TASK DATA:
Content starts
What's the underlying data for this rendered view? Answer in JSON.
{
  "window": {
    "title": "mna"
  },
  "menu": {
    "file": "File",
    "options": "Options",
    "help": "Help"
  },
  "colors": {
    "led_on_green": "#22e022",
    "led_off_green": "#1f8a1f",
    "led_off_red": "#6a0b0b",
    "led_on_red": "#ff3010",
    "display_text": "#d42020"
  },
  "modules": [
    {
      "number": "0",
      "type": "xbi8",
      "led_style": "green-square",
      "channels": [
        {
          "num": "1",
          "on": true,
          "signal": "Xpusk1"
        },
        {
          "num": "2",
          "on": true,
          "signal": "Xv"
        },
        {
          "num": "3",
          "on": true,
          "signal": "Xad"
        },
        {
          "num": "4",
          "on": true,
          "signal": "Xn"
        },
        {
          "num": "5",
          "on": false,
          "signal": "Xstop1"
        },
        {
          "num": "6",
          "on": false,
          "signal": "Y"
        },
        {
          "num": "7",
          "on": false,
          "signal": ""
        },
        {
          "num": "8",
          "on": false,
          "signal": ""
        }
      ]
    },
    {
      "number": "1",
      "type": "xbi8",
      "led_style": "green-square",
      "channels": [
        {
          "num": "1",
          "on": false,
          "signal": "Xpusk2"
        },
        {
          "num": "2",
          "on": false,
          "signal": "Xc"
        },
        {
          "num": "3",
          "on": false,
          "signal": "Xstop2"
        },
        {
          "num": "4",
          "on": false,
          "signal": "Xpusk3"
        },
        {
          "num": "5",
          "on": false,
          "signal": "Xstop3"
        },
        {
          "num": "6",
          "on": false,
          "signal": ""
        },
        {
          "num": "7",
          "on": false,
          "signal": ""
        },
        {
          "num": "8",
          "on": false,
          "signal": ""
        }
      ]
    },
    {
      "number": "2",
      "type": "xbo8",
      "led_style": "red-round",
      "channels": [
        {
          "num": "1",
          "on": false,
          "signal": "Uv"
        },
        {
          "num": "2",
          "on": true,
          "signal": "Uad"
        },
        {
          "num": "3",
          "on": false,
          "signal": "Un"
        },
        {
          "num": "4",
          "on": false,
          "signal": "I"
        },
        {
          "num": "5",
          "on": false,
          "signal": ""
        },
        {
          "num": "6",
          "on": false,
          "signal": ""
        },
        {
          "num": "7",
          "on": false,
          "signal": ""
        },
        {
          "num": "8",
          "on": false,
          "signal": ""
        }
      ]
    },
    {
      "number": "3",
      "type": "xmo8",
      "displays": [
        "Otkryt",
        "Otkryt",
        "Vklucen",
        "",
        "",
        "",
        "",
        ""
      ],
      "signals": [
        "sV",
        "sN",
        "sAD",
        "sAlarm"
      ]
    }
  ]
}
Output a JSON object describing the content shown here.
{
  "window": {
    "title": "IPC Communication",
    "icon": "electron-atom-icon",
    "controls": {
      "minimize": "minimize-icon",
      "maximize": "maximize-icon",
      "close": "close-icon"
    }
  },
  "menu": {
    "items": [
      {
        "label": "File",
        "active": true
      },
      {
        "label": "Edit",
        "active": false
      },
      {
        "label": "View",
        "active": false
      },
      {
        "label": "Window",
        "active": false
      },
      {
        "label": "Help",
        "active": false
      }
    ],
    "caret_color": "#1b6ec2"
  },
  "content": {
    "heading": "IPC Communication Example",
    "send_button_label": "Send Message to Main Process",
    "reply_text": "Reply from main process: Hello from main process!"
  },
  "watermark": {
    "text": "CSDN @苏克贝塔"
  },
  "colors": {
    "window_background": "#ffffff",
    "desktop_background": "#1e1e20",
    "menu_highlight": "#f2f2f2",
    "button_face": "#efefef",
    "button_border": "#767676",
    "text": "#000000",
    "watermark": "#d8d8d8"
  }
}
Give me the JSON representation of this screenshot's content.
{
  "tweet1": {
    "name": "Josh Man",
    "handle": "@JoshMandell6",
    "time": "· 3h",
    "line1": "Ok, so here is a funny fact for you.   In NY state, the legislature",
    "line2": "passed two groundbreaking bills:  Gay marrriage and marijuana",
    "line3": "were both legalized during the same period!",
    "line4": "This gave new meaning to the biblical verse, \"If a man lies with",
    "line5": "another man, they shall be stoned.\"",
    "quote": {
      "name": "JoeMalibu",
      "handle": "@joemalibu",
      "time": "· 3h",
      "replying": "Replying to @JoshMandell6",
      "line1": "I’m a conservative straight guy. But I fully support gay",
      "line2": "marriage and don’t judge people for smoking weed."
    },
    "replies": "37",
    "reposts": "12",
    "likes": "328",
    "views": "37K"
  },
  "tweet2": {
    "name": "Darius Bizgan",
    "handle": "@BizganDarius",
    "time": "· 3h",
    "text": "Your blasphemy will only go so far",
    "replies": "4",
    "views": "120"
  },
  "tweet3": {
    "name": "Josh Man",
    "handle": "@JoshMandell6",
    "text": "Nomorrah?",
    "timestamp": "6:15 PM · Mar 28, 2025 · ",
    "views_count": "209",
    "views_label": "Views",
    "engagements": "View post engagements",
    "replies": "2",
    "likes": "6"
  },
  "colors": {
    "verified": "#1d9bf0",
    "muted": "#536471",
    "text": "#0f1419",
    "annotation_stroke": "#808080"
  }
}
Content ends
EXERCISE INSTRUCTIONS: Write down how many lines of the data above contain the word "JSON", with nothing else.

ANSWER FOR THIS EXERCISE: 3